* About this task
From the records that follow, copy every line in which "body" appears.

#####

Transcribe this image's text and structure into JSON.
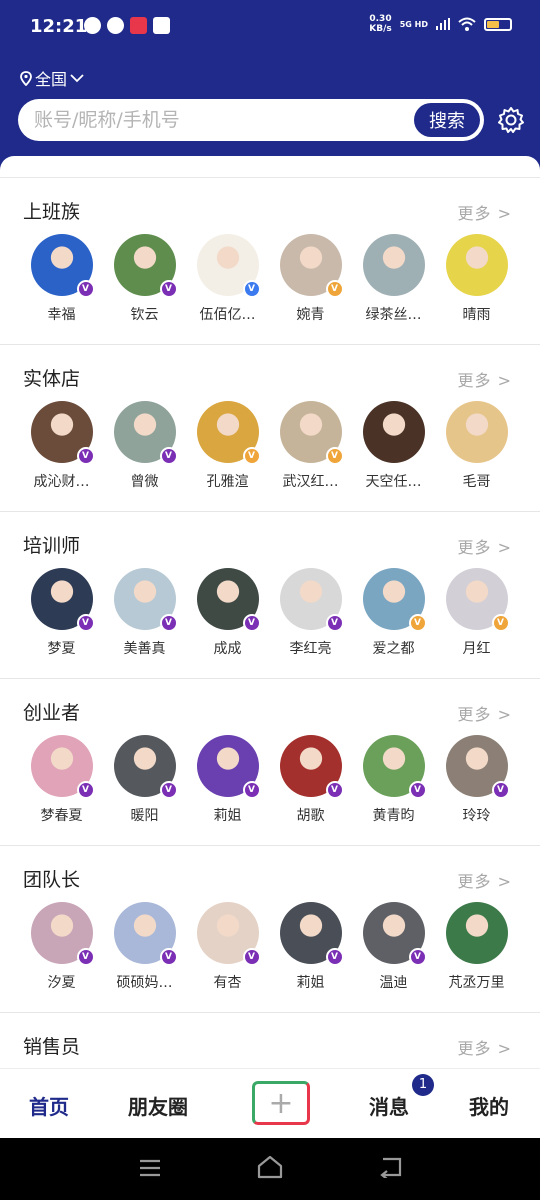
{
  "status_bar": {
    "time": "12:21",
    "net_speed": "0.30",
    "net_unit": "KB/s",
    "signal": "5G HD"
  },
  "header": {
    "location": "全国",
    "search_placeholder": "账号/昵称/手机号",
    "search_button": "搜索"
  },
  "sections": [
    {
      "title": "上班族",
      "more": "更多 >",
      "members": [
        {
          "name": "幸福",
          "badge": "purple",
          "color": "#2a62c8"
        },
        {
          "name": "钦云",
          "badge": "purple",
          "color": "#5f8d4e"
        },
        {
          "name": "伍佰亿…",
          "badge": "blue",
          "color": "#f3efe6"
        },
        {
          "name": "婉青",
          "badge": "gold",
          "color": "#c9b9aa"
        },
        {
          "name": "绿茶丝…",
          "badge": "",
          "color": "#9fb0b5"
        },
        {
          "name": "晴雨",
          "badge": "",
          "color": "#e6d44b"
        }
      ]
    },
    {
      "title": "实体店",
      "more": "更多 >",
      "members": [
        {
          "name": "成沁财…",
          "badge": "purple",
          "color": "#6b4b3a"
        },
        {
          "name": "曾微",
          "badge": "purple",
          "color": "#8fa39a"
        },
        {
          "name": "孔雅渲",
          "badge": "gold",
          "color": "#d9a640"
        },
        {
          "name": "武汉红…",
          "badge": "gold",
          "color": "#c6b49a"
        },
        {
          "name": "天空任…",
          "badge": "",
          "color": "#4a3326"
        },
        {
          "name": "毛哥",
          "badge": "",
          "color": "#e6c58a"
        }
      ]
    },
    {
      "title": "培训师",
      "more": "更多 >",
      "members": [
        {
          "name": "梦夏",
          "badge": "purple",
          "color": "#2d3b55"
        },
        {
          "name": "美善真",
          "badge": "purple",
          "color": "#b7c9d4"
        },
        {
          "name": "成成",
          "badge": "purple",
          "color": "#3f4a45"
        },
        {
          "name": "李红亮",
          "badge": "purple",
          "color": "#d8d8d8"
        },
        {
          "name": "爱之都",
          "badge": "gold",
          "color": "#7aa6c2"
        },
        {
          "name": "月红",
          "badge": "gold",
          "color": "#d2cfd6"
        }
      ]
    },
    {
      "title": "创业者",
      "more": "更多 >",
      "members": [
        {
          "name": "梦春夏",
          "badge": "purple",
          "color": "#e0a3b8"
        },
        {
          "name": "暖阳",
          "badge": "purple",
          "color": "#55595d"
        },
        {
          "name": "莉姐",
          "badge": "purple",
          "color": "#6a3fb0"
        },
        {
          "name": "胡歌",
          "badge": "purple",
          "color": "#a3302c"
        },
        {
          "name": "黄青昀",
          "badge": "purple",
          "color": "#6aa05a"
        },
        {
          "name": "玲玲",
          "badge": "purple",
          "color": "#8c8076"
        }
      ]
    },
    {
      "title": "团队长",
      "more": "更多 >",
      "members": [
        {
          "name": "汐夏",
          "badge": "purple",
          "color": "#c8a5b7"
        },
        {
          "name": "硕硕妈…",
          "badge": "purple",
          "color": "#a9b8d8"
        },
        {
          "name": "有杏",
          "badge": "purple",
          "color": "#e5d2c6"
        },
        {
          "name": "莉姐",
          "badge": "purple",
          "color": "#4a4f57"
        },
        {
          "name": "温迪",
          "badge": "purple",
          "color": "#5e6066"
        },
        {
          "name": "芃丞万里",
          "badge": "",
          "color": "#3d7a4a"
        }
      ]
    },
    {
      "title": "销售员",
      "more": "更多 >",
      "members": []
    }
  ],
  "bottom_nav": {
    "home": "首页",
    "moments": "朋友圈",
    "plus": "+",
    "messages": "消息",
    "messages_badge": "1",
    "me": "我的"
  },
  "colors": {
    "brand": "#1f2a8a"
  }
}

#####

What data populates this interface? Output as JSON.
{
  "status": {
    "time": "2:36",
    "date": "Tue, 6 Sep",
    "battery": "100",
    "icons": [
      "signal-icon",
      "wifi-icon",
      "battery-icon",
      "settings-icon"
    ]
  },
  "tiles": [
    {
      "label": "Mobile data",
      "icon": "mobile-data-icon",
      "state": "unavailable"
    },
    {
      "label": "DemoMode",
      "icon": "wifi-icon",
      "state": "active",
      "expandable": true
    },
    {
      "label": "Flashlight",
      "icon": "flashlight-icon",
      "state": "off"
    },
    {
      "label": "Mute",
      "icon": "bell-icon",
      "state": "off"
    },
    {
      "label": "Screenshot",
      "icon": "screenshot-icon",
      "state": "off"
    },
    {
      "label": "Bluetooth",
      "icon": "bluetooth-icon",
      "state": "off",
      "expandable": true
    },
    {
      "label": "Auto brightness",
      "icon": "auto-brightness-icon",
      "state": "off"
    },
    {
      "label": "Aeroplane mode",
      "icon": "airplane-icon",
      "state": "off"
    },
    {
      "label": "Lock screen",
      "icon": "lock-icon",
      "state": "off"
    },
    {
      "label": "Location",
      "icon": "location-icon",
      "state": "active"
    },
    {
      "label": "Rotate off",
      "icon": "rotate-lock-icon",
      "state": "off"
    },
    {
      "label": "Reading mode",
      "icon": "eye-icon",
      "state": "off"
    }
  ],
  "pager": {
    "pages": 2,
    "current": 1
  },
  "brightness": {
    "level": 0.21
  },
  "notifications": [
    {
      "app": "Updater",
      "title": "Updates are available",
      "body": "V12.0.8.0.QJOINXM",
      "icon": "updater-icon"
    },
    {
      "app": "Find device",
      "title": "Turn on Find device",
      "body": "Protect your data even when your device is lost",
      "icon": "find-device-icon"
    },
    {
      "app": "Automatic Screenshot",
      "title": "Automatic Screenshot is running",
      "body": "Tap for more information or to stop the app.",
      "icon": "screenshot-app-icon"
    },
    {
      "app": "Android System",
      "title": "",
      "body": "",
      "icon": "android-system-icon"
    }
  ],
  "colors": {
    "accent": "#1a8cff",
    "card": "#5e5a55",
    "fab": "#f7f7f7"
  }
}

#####

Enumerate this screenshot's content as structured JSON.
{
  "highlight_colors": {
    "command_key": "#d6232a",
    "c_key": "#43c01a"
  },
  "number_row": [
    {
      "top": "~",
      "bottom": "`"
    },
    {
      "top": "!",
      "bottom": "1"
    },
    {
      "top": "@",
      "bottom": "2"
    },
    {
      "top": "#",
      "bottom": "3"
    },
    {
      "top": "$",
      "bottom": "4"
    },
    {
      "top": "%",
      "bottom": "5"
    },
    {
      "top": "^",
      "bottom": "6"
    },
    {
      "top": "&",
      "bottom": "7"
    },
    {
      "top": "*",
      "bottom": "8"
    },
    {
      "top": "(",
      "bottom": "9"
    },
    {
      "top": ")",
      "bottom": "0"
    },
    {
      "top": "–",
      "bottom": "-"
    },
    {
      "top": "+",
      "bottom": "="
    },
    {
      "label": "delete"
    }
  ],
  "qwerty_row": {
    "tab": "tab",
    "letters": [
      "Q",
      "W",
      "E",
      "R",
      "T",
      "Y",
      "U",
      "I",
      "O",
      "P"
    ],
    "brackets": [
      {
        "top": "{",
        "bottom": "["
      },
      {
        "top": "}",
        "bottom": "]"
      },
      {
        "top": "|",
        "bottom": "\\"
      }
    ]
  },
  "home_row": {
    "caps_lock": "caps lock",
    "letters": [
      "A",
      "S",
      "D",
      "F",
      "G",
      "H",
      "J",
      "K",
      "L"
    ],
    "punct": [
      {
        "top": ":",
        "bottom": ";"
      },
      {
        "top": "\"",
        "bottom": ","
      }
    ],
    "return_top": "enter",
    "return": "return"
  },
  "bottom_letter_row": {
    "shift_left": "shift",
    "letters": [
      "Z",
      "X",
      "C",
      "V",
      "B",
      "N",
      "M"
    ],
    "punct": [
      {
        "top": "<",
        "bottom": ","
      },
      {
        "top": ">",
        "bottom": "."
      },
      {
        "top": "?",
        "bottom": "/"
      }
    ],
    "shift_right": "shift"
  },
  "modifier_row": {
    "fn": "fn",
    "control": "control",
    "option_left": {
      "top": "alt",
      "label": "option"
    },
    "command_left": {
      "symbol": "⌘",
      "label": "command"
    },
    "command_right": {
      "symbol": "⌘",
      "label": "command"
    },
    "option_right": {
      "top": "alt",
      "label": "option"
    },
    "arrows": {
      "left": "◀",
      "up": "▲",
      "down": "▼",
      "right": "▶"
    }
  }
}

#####

* Output for this task
      "body": "V12.0.8.0.QJOINXM",
      "body": "Protect your data even when your device is lost",
      "body": "Tap for more information or to stop the app.",
      "body": "",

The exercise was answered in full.